### DATA RECORDS

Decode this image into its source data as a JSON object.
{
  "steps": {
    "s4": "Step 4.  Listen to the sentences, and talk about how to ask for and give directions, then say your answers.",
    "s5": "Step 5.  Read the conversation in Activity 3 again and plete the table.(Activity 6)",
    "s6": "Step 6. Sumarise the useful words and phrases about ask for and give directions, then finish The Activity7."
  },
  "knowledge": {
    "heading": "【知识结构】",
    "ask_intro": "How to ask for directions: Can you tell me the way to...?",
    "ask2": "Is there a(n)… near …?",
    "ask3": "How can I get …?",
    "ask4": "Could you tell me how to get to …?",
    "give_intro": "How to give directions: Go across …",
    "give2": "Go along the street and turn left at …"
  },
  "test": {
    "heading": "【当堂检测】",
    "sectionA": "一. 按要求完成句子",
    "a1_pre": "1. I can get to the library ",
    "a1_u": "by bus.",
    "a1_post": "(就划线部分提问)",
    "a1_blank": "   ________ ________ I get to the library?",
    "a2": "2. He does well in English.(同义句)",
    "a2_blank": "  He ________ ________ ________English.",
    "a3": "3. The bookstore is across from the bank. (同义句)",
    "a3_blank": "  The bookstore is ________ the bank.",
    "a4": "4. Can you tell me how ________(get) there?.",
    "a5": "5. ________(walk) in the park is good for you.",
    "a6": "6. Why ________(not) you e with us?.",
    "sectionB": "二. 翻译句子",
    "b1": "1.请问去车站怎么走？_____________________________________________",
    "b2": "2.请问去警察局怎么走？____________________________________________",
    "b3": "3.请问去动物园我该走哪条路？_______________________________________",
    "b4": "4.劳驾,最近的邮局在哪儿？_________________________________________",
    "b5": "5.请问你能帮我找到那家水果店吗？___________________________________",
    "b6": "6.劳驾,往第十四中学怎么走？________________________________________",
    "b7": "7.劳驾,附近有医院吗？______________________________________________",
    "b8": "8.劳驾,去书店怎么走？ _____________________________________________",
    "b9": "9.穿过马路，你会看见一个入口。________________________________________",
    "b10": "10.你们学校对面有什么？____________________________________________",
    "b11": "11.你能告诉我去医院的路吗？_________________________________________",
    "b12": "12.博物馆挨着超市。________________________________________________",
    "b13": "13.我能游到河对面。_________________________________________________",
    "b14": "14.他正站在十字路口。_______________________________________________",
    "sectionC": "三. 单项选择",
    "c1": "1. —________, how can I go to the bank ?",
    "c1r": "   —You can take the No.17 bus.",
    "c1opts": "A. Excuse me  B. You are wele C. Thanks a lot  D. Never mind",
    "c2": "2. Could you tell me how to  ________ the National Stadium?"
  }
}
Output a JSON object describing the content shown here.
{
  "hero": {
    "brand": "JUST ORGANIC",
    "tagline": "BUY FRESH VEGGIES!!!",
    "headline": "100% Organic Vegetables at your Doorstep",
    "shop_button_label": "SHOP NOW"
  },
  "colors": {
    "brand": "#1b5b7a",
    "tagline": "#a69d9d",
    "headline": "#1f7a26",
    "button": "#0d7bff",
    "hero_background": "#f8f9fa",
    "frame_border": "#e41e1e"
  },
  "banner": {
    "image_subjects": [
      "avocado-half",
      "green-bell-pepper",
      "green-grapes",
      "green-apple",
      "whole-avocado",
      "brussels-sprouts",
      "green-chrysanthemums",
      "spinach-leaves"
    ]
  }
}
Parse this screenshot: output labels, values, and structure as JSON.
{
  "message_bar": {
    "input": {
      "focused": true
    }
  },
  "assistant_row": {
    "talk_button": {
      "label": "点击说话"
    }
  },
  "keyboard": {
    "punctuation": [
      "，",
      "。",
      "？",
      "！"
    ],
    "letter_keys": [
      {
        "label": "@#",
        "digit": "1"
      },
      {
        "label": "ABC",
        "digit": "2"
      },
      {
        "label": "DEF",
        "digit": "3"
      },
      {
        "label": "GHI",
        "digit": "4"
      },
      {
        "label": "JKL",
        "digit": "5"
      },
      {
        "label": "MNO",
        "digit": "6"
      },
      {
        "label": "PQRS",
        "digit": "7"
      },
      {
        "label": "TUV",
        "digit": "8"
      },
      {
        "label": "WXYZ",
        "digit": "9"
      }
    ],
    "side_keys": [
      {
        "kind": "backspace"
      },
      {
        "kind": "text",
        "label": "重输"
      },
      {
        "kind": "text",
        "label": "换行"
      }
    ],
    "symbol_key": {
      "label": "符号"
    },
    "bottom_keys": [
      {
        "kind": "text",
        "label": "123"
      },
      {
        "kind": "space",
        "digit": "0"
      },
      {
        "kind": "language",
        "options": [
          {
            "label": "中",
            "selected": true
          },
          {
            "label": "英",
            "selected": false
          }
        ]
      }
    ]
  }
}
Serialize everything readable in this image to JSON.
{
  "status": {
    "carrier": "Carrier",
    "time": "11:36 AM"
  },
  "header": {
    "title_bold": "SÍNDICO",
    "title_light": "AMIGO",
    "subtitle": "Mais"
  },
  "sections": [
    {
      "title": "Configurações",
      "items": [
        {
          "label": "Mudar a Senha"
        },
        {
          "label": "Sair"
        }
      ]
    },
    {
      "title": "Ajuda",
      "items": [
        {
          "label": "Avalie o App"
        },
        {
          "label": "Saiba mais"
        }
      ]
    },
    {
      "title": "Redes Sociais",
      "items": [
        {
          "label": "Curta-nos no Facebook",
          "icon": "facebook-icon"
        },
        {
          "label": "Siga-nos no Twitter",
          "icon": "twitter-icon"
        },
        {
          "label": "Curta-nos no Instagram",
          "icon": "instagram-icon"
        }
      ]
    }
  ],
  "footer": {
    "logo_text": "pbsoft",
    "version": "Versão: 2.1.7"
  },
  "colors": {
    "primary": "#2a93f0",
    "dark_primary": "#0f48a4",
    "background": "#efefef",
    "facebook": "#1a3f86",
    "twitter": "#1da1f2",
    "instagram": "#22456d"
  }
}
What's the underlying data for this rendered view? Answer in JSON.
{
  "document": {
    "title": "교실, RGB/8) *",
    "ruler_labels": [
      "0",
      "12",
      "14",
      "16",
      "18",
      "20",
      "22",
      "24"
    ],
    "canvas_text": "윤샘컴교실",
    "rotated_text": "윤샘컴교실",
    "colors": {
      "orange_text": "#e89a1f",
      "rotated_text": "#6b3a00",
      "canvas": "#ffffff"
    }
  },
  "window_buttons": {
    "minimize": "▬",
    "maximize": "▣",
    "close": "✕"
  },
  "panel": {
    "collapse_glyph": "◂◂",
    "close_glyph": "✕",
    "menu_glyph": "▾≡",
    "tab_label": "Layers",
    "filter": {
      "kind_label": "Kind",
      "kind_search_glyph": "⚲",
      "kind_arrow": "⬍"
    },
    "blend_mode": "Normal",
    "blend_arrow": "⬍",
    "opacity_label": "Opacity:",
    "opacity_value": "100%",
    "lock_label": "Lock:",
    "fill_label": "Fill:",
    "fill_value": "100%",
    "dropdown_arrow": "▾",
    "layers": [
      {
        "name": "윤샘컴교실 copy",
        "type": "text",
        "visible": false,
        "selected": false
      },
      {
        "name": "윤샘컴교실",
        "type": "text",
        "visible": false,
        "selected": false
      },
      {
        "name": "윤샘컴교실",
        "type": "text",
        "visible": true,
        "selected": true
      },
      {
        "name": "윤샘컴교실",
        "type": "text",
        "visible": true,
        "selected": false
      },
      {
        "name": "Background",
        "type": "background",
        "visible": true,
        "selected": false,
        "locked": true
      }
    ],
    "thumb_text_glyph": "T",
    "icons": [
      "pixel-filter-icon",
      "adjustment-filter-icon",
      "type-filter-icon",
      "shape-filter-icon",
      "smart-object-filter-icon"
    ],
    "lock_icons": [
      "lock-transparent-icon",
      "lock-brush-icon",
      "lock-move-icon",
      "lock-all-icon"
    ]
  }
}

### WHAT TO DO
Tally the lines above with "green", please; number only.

### SOLVED PROBLEM
4